_Task instructions_:
All of the data should be restated word for word.

[[ Record excerpts open ]]

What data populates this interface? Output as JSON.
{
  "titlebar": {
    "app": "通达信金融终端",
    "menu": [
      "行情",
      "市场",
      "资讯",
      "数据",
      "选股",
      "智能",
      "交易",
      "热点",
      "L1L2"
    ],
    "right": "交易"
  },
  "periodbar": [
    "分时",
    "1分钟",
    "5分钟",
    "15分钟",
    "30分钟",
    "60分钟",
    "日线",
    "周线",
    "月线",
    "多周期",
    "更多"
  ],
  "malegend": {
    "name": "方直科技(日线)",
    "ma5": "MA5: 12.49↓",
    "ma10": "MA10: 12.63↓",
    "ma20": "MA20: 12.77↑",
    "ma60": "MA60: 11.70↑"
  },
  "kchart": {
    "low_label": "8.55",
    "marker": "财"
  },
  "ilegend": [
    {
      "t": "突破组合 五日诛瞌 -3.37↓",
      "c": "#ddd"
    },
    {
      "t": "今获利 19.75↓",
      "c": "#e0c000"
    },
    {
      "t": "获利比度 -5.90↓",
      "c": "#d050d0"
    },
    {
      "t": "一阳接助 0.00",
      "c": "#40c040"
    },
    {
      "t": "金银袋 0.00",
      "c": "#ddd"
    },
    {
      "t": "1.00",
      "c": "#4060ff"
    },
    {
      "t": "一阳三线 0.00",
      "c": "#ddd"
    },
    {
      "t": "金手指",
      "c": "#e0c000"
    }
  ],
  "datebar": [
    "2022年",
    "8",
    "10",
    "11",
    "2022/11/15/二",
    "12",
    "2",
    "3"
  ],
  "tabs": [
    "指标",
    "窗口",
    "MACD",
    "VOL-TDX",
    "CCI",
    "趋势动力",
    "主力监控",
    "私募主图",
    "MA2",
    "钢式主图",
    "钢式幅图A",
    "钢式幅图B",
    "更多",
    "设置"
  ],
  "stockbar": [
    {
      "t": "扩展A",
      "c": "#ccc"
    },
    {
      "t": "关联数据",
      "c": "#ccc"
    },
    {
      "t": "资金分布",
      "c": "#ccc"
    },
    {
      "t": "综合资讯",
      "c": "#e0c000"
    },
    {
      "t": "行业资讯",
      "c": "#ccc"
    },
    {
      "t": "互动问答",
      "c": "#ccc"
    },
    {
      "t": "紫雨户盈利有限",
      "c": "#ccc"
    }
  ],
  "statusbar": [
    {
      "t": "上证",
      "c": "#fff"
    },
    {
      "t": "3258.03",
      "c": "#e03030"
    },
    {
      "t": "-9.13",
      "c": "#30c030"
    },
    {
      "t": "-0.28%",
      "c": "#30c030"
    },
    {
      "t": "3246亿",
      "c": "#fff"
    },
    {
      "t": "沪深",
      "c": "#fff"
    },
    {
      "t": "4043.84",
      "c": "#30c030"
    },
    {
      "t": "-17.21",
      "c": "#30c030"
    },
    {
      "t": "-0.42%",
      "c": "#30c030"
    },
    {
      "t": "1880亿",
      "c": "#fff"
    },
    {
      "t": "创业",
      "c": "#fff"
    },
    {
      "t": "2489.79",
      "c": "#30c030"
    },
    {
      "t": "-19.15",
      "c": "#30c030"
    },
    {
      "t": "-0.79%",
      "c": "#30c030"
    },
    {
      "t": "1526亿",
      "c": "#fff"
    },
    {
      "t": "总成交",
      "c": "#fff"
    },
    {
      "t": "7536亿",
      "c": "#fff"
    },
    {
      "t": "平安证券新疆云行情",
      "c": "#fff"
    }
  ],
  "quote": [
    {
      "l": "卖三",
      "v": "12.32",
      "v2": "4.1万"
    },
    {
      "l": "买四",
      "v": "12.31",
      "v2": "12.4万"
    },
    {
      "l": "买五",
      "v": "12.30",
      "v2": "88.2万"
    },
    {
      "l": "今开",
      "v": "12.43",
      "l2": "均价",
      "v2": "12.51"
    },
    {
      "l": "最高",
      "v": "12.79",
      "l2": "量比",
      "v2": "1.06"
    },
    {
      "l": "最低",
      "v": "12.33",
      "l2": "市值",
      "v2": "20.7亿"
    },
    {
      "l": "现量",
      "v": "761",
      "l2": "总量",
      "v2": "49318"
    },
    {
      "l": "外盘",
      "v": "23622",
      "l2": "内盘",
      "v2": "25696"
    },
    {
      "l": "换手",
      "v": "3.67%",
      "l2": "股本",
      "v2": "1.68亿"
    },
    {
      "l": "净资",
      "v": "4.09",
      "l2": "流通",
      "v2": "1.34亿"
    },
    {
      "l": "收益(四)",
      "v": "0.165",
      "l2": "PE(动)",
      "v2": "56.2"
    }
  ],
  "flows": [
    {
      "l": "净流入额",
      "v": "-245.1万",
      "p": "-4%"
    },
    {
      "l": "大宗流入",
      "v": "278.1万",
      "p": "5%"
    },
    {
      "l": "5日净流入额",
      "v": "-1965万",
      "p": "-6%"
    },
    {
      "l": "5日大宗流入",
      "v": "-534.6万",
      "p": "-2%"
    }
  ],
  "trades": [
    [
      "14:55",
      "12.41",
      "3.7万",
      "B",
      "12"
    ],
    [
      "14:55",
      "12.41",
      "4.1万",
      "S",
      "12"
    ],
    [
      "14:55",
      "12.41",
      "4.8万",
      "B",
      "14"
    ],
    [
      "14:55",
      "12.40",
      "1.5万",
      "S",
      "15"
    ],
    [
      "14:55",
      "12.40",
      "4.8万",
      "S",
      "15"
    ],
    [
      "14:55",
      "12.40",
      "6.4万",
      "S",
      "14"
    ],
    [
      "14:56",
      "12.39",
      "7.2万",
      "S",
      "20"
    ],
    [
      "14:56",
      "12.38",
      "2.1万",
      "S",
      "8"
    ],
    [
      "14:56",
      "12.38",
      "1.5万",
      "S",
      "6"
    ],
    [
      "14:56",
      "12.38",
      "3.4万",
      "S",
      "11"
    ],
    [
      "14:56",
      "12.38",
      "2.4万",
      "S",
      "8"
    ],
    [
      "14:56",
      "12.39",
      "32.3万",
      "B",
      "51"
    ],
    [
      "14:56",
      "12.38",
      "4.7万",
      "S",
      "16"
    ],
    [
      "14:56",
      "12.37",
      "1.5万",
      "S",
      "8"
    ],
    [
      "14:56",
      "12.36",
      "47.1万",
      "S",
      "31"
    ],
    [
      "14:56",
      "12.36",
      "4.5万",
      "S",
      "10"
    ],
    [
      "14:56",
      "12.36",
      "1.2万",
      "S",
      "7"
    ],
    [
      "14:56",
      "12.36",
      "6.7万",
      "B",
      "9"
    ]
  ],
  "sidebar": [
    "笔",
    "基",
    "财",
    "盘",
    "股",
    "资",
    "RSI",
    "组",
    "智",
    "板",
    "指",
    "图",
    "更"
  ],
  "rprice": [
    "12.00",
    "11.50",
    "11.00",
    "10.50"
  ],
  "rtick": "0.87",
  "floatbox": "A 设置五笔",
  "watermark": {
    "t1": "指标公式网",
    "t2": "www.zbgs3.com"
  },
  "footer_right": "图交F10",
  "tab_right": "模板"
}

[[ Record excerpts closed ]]

_Answer to the exercise_:
What data populates this interface? Output as JSON.
{
  "titlebar": {
    "app": "通达信金融终端",
    "menu": [
      "行情",
      "市场",
      "资讯",
      "数据",
      "选股",
      "智能",
      "交易",
      "热点",
      "L1L2"
    ],
    "right": "交易"
  },
  "periodbar": [
    "分时",
    "1分钟",
    "5分钟",
    "15分钟",
    "30分钟",
    "60分钟",
    "日线",
    "周线",
    "月线",
    "多周期",
    "更多"
  ],
  "malegend": {
    "name": "方直科技(日线)",
    "ma5": "MA5: 12.49↓",
    "ma10": "MA10: 12.63↓",
    "ma20": "MA20: 12.77↑",
    "ma60": "MA60: 11.70↑"
  },
  "kchart": {
    "low_label": "8.55",
    "marker": "财"
  },
  "ilegend": [
    {
      "t": "突破组合 五日诛瞌 -3.37↓",
      "c": "#ddd"
    },
    {
      "t": "今获利 19.75↓",
      "c": "#e0c000"
    },
    {
      "t": "获利比度 -5.90↓",
      "c": "#d050d0"
    },
    {
      "t": "一阳接助 0.00",
      "c": "#40c040"
    },
    {
      "t": "金银袋 0.00",
      "c": "#ddd"
    },
    {
      "t": "1.00",
      "c": "#4060ff"
    },
    {
      "t": "一阳三线 0.00",
      "c": "#ddd"
    },
    {
      "t": "金手指",
      "c": "#e0c000"
    }
  ],
  "datebar": [
    "2022年",
    "8",
    "10",
    "11",
    "2022/11/15/二",
    "12",
    "2",
    "3"
  ],
  "tabs": [
    "指标",
    "窗口",
    "MACD",
    "VOL-TDX",
    "CCI",
    "趋势动力",
    "主力监控",
    "私募主图",
    "MA2",
    "钢式主图",
    "钢式幅图A",
    "钢式幅图B",
    "更多",
    "设置"
  ],
  "stockbar": [
    {
      "t": "扩展A",
      "c": "#ccc"
    },
    {
      "t": "关联数据",
      "c": "#ccc"
    },
    {
      "t": "资金分布",
      "c": "#ccc"
    },
    {
      "t": "综合资讯",
      "c": "#e0c000"
    },
    {
      "t": "行业资讯",
      "c": "#ccc"
    },
    {
      "t": "互动问答",
      "c": "#ccc"
    },
    {
      "t": "紫雨户盈利有限",
      "c": "#ccc"
    }
  ],
  "statusbar": [
    {
      "t": "上证",
      "c": "#fff"
    },
    {
      "t": "3258.03",
      "c": "#e03030"
    },
    {
      "t": "-9.13",
      "c": "#30c030"
    },
    {
      "t": "-0.28%",
      "c": "#30c030"
    },
    {
      "t": "3246亿",
      "c": "#fff"
    },
    {
      "t": "沪深",
      "c": "#fff"
    },
    {
      "t": "4043.84",
      "c": "#30c030"
    },
    {
      "t": "-17.21",
      "c": "#30c030"
    },
    {
      "t": "-0.42%",
      "c": "#30c030"
    },
    {
      "t": "1880亿",
      "c": "#fff"
    },
    {
      "t": "创业",
      "c": "#fff"
    },
    {
      "t": "2489.79",
      "c": "#30c030"
    },
    {
      "t": "-19.15",
      "c": "#30c030"
    },
    {
      "t": "-0.79%",
      "c": "#30c030"
    },
    {
      "t": "1526亿",
      "c": "#fff"
    },
    {
      "t": "总成交",
      "c": "#fff"
    },
    {
      "t": "7536亿",
      "c": "#fff"
    },
    {
      "t": "平安证券新疆云行情",
      "c": "#fff"
    }
  ],
  "quote": [
    {
      "l": "卖三",
      "v": "12.32",
      "v2": "4.1万"
    },
    {
      "l": "买四",
      "v": "12.31",
      "v2": "12.4万"
    },
    {
      "l": "买五",
      "v": "12.30",
      "v2": "88.2万"
    },
    {
      "l": "今开",
      "v": "12.43",
      "l2": "均价",
      "v2": "12.51"
    },
    {
      "l": "最高",
      "v": "12.79",
      "l2": "量比",
      "v2": "1.06"
    },
    {
      "l": "最低",
      "v": "12.33",
      "l2": "市值",
      "v2": "20.7亿"
    },
    {
      "l": "现量",
      "v": "761",
      "l2": "总量",
      "v2": "49318"
    },
    {
      "l": "外盘",
      "v": "23622",
      "l2": "内盘",
      "v2": "25696"
    },
    {
      "l": "换手",
      "v": "3.67%",
      "l2": "股本",
      "v2": "1.68亿"
    },
    {
      "l": "净资",
      "v": "4.09",
      "l2": "流通",
      "v2": "1.34亿"
    },
    {
      "l": "收益(四)",
      "v": "0.165",
      "l2": "PE(动)",
      "v2": "56.2"
    }
  ],
  "flows": [
    {
      "l": "净流入额",
      "v": "-245.1万",
      "p": "-4%"
    },
    {
      "l": "大宗流入",
      "v": "278.1万",
      "p": "5%"
    },
    {
      "l": "5日净流入额",
      "v": "-1965万",
      "p": "-6%"
    },
    {
      "l": "5日大宗流入",
      "v": "-534.6万",
      "p": "-2%"
    }
  ],
  "trades": [
    [
      "14:55",
      "12.41",
      "3.7万",
      "B",
      "12"
    ],
    [
      "14:55",
      "12.41",
      "4.1万",
      "S",
      "12"
    ],
    [
      "14:55",
      "12.41",
      "4.8万",
      "B",
      "14"
    ],
    [
      "14:55",
      "12.40",
      "1.5万",
      "S",
      "15"
    ],
    [
      "14:55",
      "12.40",
      "4.8万",
      "S",
      "15"
    ],
    [
      "14:55",
      "12.40",
      "6.4万",
      "S",
      "14"
    ],
    [
      "14:56",
      "12.39",
      "7.2万",
      "S",
      "20"
    ],
    [
      "14:56",
      "12.38",
      "2.1万",
      "S",
      "8"
    ],
    [
      "14:56",
      "12.38",
      "1.5万",
      "S",
      "6"
    ],
    [
      "14:56",
      "12.38",
      "3.4万",
      "S",
      "11"
    ],
    [
      "14:56",
      "12.38",
      "2.4万",
      "S",
      "8"
    ],
    [
      "14:56",
      "12.39",
      "32.3万",
      "B",
      "51"
    ],
    [
      "14:56",
      "12.38",
      "4.7万",
      "S",
      "16"
    ],
    [
      "14:56",
      "12.37",
      "1.5万",
      "S",
      "8"
    ],
    [
      "14:56",
      "12.36",
      "47.1万",
      "S",
      "31"
    ],
    [
      "14:56",
      "12.36",
      "4.5万",
      "S",
      "10"
    ],
    [
      "14:56",
      "12.36",
      "1.2万",
      "S",
      "7"
    ],
    [
      "14:56",
      "12.36",
      "6.7万",
      "B",
      "9"
    ]
  ],
  "sidebar": [
    "笔",
    "基",
    "财",
    "盘",
    "股",
    "资",
    "RSI",
    "组",
    "智",
    "板",
    "指",
    "图",
    "更"
  ],
  "rprice": [
    "12.00",
    "11.50",
    "11.00",
    "10.50"
  ],
  "rtick": "0.87",
  "floatbox": "A 设置五笔",
  "watermark": {
    "t1": "指标公式网",
    "t2": "www.zbgs3.com"
  },
  "footer_right": "图交F10",
  "tab_right": "模板"
}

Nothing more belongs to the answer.